*** Input for this task ***
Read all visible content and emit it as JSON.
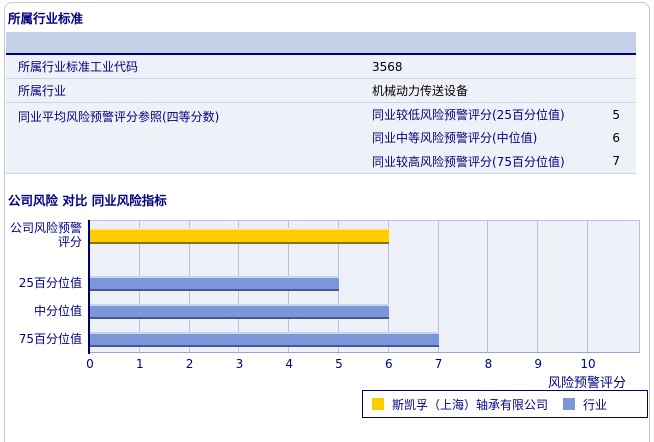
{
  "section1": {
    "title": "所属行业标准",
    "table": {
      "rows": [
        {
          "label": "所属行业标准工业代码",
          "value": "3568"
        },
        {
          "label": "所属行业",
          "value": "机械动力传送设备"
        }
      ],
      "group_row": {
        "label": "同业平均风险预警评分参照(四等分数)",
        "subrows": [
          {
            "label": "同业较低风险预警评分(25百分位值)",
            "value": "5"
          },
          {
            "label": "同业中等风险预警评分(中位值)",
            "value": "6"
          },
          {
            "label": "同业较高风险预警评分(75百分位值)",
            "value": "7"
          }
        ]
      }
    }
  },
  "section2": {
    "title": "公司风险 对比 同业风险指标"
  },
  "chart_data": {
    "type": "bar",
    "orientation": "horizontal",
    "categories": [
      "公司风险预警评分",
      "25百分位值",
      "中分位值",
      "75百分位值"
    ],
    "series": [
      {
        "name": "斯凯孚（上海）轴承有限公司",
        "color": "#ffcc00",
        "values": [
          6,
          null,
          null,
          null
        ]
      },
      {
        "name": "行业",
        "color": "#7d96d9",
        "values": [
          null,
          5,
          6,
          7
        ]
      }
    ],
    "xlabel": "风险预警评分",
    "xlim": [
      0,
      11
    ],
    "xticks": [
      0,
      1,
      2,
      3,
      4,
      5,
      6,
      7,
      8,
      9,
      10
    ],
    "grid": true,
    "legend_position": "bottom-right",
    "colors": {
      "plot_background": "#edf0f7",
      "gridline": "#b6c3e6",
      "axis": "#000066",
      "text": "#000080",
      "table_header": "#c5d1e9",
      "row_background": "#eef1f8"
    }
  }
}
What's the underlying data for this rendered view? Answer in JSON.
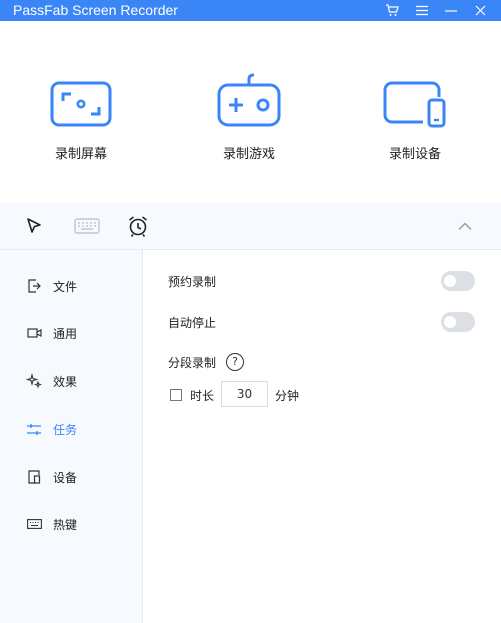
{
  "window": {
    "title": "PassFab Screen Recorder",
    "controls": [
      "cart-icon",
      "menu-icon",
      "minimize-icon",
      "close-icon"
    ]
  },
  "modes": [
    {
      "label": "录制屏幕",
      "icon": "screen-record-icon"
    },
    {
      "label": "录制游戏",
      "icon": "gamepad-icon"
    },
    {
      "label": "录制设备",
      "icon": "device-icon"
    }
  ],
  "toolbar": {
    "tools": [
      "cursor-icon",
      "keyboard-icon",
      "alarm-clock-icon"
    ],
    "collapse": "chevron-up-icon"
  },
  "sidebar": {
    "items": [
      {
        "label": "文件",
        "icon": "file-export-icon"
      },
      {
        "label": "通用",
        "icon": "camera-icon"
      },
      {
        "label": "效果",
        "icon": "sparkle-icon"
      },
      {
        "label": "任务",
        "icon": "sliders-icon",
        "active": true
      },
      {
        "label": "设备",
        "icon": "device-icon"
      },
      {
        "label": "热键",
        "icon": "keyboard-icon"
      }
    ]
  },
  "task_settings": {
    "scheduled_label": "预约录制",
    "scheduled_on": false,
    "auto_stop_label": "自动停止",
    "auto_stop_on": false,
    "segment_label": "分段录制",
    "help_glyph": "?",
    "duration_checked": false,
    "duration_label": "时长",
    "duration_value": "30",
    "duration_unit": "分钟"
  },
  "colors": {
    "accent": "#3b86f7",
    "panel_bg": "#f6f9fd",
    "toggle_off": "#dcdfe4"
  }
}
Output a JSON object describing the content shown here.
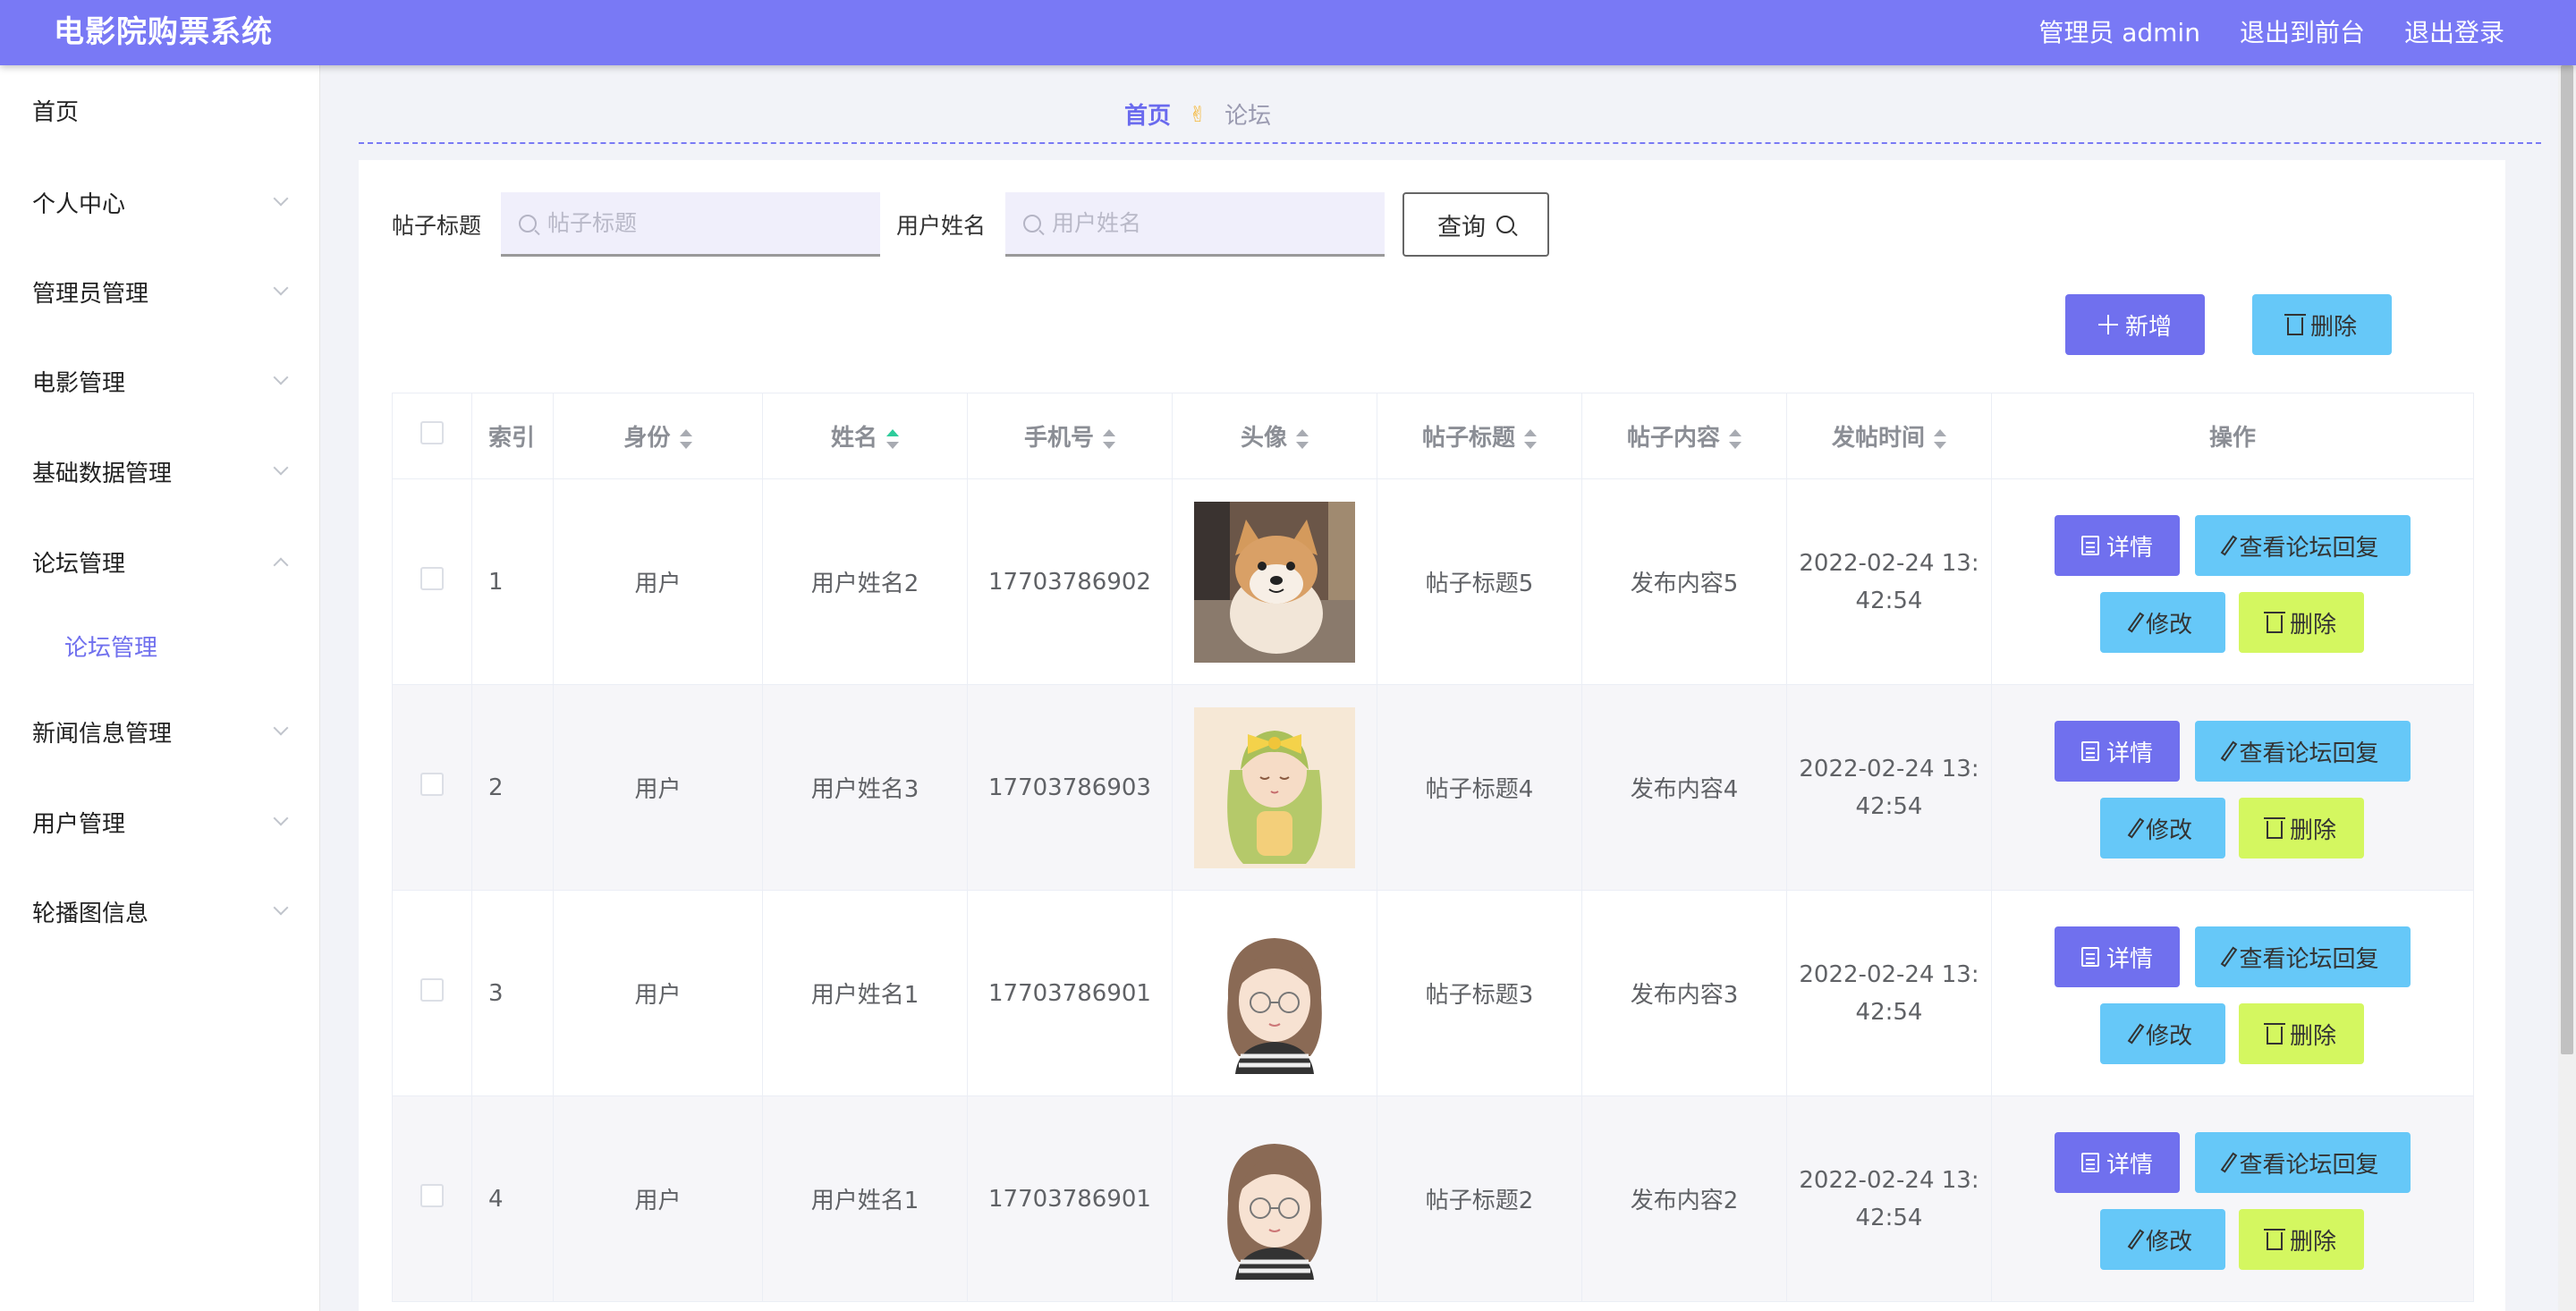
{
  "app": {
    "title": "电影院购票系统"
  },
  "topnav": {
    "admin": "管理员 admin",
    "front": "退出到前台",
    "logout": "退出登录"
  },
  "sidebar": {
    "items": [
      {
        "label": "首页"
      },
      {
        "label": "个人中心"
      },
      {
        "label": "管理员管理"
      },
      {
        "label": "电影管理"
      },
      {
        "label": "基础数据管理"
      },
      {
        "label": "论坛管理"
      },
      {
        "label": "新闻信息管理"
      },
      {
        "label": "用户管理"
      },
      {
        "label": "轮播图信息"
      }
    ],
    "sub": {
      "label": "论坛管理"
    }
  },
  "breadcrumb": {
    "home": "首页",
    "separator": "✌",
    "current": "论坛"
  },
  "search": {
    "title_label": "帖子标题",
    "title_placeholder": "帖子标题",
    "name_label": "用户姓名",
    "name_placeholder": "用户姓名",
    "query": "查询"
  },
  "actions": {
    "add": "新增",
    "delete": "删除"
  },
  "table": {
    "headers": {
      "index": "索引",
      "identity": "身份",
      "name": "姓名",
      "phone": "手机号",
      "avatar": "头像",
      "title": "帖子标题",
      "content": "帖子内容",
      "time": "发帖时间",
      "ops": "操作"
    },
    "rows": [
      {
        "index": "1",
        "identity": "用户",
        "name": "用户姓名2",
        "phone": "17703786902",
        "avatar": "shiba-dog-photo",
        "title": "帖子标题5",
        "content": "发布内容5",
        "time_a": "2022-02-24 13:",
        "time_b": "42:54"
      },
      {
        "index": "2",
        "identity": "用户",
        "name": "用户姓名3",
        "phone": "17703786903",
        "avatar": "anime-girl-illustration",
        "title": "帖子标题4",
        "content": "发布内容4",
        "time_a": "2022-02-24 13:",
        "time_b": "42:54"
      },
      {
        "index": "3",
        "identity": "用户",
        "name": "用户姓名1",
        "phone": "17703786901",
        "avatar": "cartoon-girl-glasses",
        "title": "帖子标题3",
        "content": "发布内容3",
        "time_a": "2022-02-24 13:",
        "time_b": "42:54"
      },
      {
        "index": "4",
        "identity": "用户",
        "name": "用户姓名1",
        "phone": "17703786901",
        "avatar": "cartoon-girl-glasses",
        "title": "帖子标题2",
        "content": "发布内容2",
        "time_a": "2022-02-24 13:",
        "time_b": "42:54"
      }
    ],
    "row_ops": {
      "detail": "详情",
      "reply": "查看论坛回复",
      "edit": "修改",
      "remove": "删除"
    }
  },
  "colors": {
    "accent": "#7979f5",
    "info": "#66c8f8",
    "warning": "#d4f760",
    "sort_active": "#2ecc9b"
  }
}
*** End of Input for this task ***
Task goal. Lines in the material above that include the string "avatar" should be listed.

Answer for this exercise.
      "avatar": "头像",
        "avatar": "shiba-dog-photo",
        "avatar": "anime-girl-illustration",
        "avatar": "cartoon-girl-glasses",
        "avatar": "cartoon-girl-glasses",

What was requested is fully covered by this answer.